Recovery from my op can take months but I am determined to bounce back in record time so wish me luck. Anyway how could I fail to recover quickly when I can see the biggest incentive outside my window?
A suggestion made by Anna has prompted me to think what we can learn from random gardening mistakes, or shall we say, unplanned activity.

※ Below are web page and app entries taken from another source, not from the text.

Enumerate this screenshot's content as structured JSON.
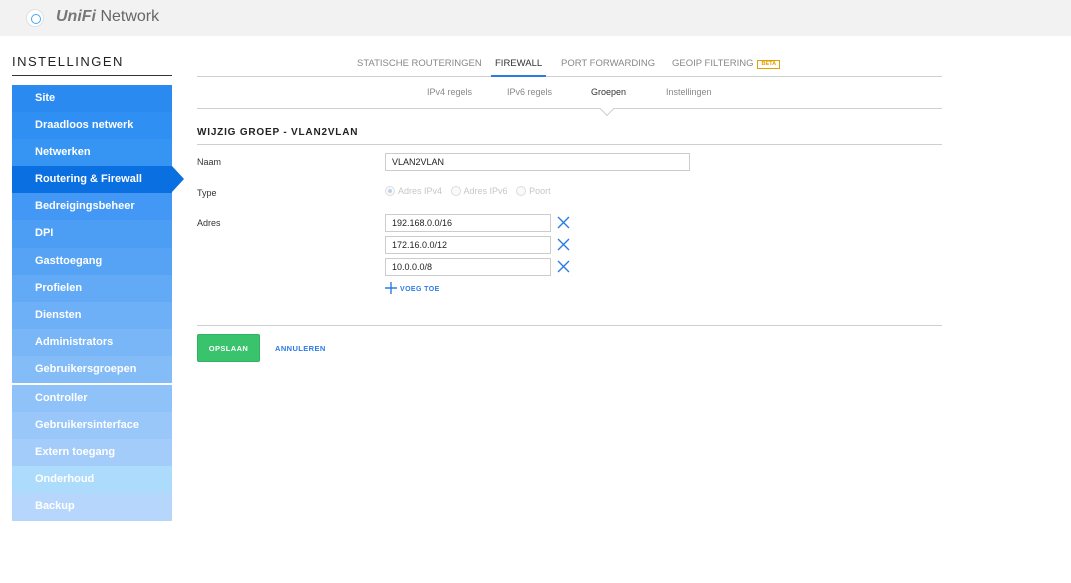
{
  "app": {
    "brand_unifi": "UniFi",
    "brand_name": "Network"
  },
  "sidebar": {
    "title": "INSTELLINGEN",
    "items": [
      {
        "label": "Site",
        "color": "#2b8af0"
      },
      {
        "label": "Draadloos netwerk",
        "color": "#2f8ff2"
      },
      {
        "label": "Netwerken",
        "color": "#3694f3"
      },
      {
        "label": "Routering & Firewall",
        "color": "#0a6fe0",
        "active": true
      },
      {
        "label": "Bedreigingsbeheer",
        "color": "#4298f4"
      },
      {
        "label": "DPI",
        "color": "#4c9ef5"
      },
      {
        "label": "Gasttoegang",
        "color": "#56a3f5"
      },
      {
        "label": "Profielen",
        "color": "#62aaf6"
      },
      {
        "label": "Diensten",
        "color": "#6eb0f7"
      },
      {
        "label": "Administrators",
        "color": "#79b6f8"
      },
      {
        "label": "Gebruikersgroepen",
        "color": "#84bcf8"
      },
      {
        "label": "Controller",
        "color": "#8fc2f9"
      },
      {
        "label": "Gebruikersinterface",
        "color": "#99c7f9"
      },
      {
        "label": "Extern toegang",
        "color": "#a3ccfa"
      },
      {
        "label": "Onderhoud",
        "color": "#addbfc"
      },
      {
        "label": "Backup",
        "color": "#b7d6fb"
      }
    ]
  },
  "tabs": [
    {
      "label": "STATISCHE ROUTERINGEN"
    },
    {
      "label": "FIREWALL",
      "active": true
    },
    {
      "label": "PORT FORWARDING"
    },
    {
      "label": "GEOIP FILTERING",
      "badge": "BETA"
    }
  ],
  "subtabs": [
    {
      "label": "IPv4 regels"
    },
    {
      "label": "IPv6 regels"
    },
    {
      "label": "Groepen",
      "active": true
    },
    {
      "label": "Instellingen"
    }
  ],
  "form": {
    "title": "WIJZIG GROEP - VLAN2VLAN",
    "name_label": "Naam",
    "name_value": "VLAN2VLAN",
    "type_label": "Type",
    "type_options": [
      {
        "label": "Adres IPv4",
        "checked": true
      },
      {
        "label": "Adres IPv6"
      },
      {
        "label": "Poort"
      }
    ],
    "address_label": "Adres",
    "addresses": [
      "192.168.0.0/16",
      "172.16.0.0/12",
      "10.0.0.0/8"
    ],
    "add_label": "VOEG TOE",
    "save_label": "OPSLAAN",
    "cancel_label": "ANNULEREN"
  },
  "icons": {
    "remove": "close-icon",
    "add": "plus-icon",
    "logo": "ubiquiti-logo-icon"
  },
  "colors": {
    "accent": "#2c7be5",
    "save": "#3ac36d",
    "beta": "#e0a000"
  }
}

I use a lot of salad vegetables and always have a variety of leaves growing to use as a base for additional ingredients. I sow a selection in various seed trays, which I then prick out and later plant into the garden. A few years ago, at the tail end of the summer, I sowed seeds into their seed trays as usual. For whatever reason, I failed to prick out and then felt it was too late to do anything much with them, so I was left with several seed trays full of fresh young seedlings. And I left them. But what happened then was that they provided me with a steady supply of cut-and-come-again salad leaves (the kind you pay a fortune for in bags in supermarkets) to enjoy through the winter. Ever since then, I use this method to provide me with small young and tasty salad leaves, throughout both the summer and winter. I do this with Mizuna, Endive, Rapa da Foglia (turnip greens), mustard, rocket as well as the usual lettuce varieties which we grow. I am sure it works equally well with chard and beetroot and members will have their own varieties to suggest here. Obviously the mild winters we have been experiencing do help, I am not sure what a sharp frost would do. Ultimately, the plants will become very rootbound, but growth in the winter slows down, so this takes a while to happen.
Trays of seedlings sown 5 September.

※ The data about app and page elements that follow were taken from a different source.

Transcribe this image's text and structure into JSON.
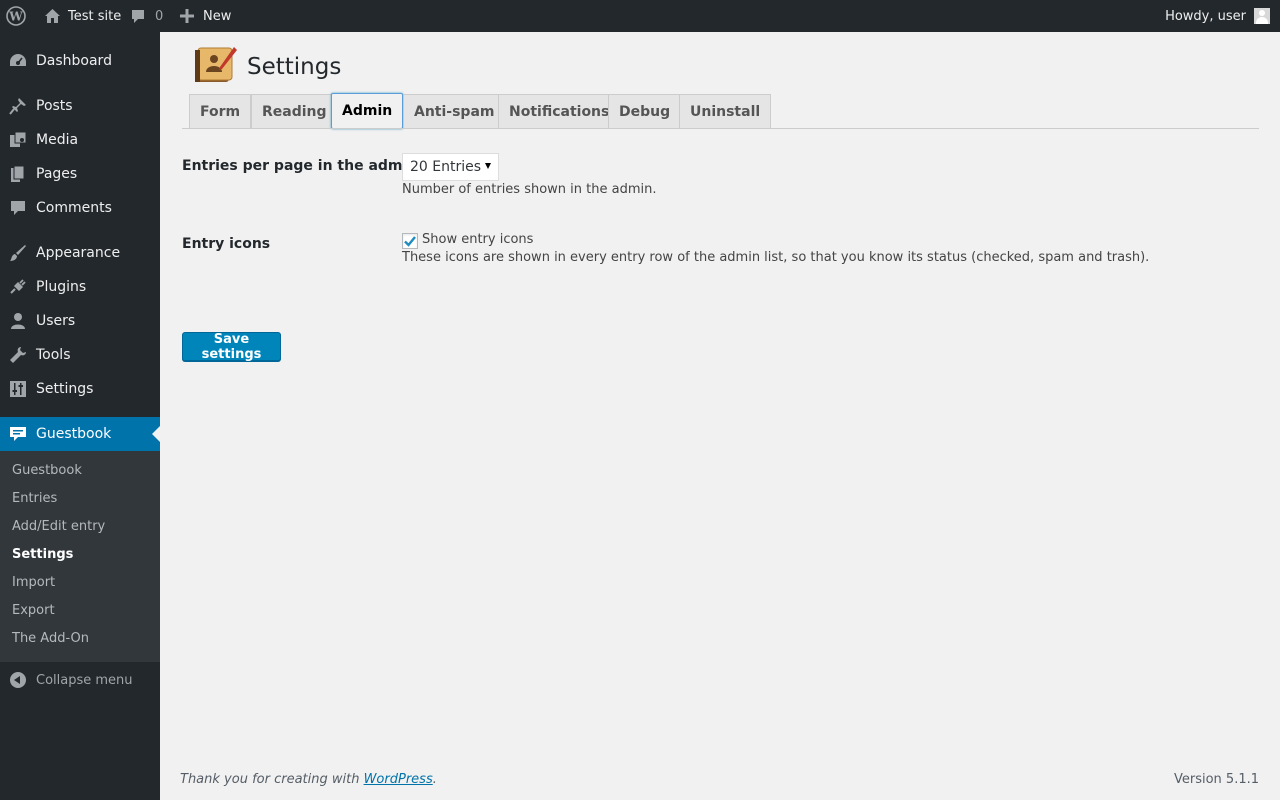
{
  "admin_bar": {
    "site_name": "Test site",
    "comments_count": "0",
    "new_label": "New",
    "howdy": "Howdy, user"
  },
  "sidebar": {
    "items": [
      {
        "label": "Dashboard",
        "icon": "dashboard-icon"
      },
      {
        "label": "Posts",
        "icon": "pushpin-icon"
      },
      {
        "label": "Media",
        "icon": "media-icon"
      },
      {
        "label": "Pages",
        "icon": "pages-icon"
      },
      {
        "label": "Comments",
        "icon": "comment-icon"
      },
      {
        "label": "Appearance",
        "icon": "brush-icon"
      },
      {
        "label": "Plugins",
        "icon": "plugin-icon"
      },
      {
        "label": "Users",
        "icon": "user-icon"
      },
      {
        "label": "Tools",
        "icon": "wrench-icon"
      },
      {
        "label": "Settings",
        "icon": "sliders-icon"
      },
      {
        "label": "Guestbook",
        "icon": "guestbook-icon"
      }
    ],
    "submenu": [
      "Guestbook",
      "Entries",
      "Add/Edit entry",
      "Settings",
      "Import",
      "Export",
      "The Add-On"
    ],
    "collapse_label": "Collapse menu"
  },
  "page": {
    "title": "Settings",
    "tabs": [
      "Form",
      "Reading",
      "Admin",
      "Anti-spam",
      "Notifications",
      "Debug",
      "Uninstall"
    ],
    "active_tab": "Admin"
  },
  "settings": {
    "entries_per_page_label": "Entries per page in the admin",
    "entries_per_page_value": "20 Entries",
    "entries_per_page_desc": "Number of entries shown in the admin.",
    "entry_icons_label": "Entry icons",
    "entry_icons_checkbox": "Show entry icons",
    "entry_icons_checked": true,
    "entry_icons_desc": "These icons are shown in every entry row of the admin list, so that you know its status (checked, spam and trash).",
    "save_button": "Save settings"
  },
  "footer": {
    "thanks_prefix": "Thank you for creating with ",
    "thanks_link": "WordPress",
    "thanks_suffix": ".",
    "version": "Version 5.1.1"
  },
  "colors": {
    "admin_bar_bg": "#23282d",
    "accent": "#0073aa",
    "button_primary": "#0085ba"
  }
}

The usefulness of this method is also that you could do this on your kitchen windowsill, balcony, or whatever space is available.

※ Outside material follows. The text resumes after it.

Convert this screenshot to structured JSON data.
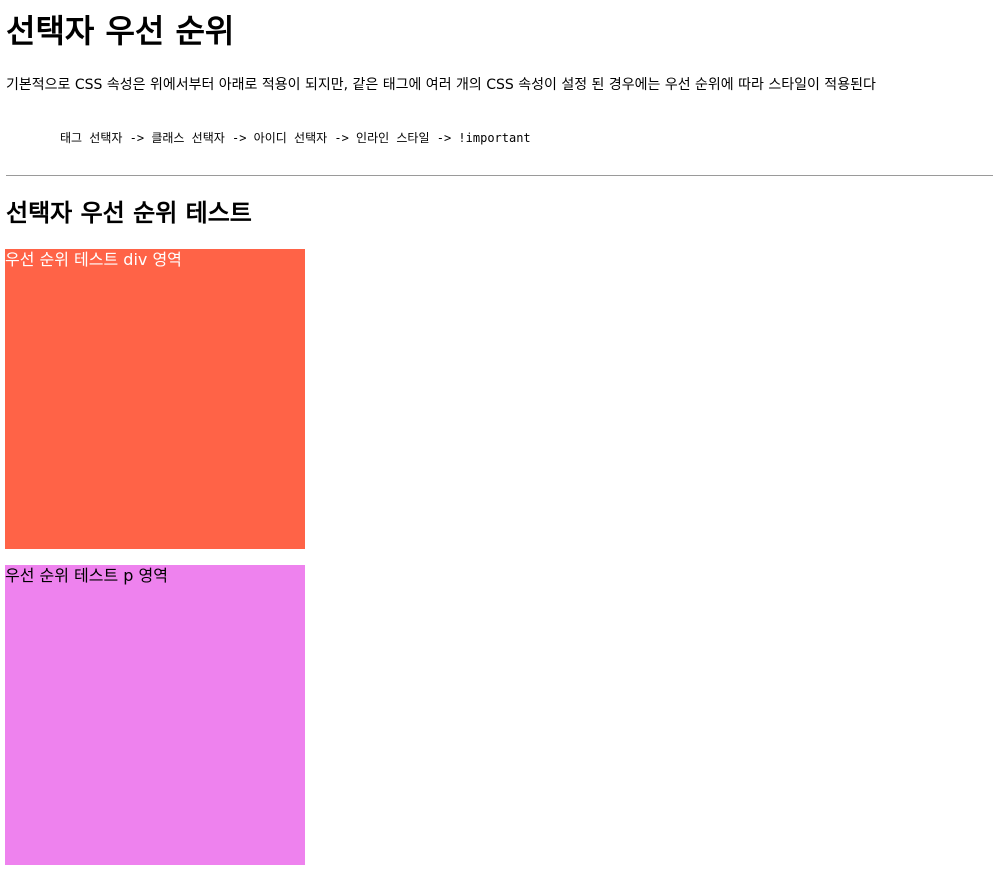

Whenever I am asked about my plans for dealing with a glut of produce from my allotment, my initial response is usually, “Chance would be a fine thing!”
I’m still on the lower slopes of allotmenteering, constantly marvelling at the (seemingly) effortless heights achieved by my neighbours.
Storm Ellen did her best to scupper my chances of a substantial tomato haul, but thanks to a tendency I have to cram things close together in the ground – I can’t get over how much space I have! – the plants and their stakes more or less held each other up. In spite of many hours agonising over the seed catalogues and subsequent cossetting of seedlings, I have to report that the finest and most prolific tomato crop on my patch this year comes from the gift of a neighbour. In the early days of lockdown she realised that she wouldn’t be able to get any seedlings from garden centres in time so she simply dried the seeds from some piccolino tomatoes she had bought at the supermarket and planted them.
Amazing results! She shared out dozens of seedings with nearby allotments, and now I am in the happy position of trying to decide what I should do to preserve this abundant harvest.
Last year, caught out with no plan for the cherry tomatoes on the eve of a holiday, I turned to Google for help. A combination of the words, “tomato”, “glut”, “preserve” and “easy” produced a range of solutions (literally) involving vodka.
All I had to do was pierce the tomatoes, pop them into a sterilised glass jar, add the celery salt and chillies that I didn’t have (but that doesn’t seem to have been a problem), cover with vodka and store the jar in the fridge. I was assured that the residual vodka would be the perfect base for a Bloody Mary, and that the tomatoes would form an impressive element of any tray of canapés. Do they ever get that far? Do they heck! With admirable restraint, I have enjoyed the odd tomato or two straight from the jar over many months.
As holidays are more or less out of the question in 2020, I will have some more time to think about what to do with my expected glut of tomatoes and be on hand at the right time to deal with them. I wondered what suggestions CABAHS members might have: what is your favourite way to preserve tomatoes?
Perhaps we can start a separate section, sharing ideas for making the most of our produce.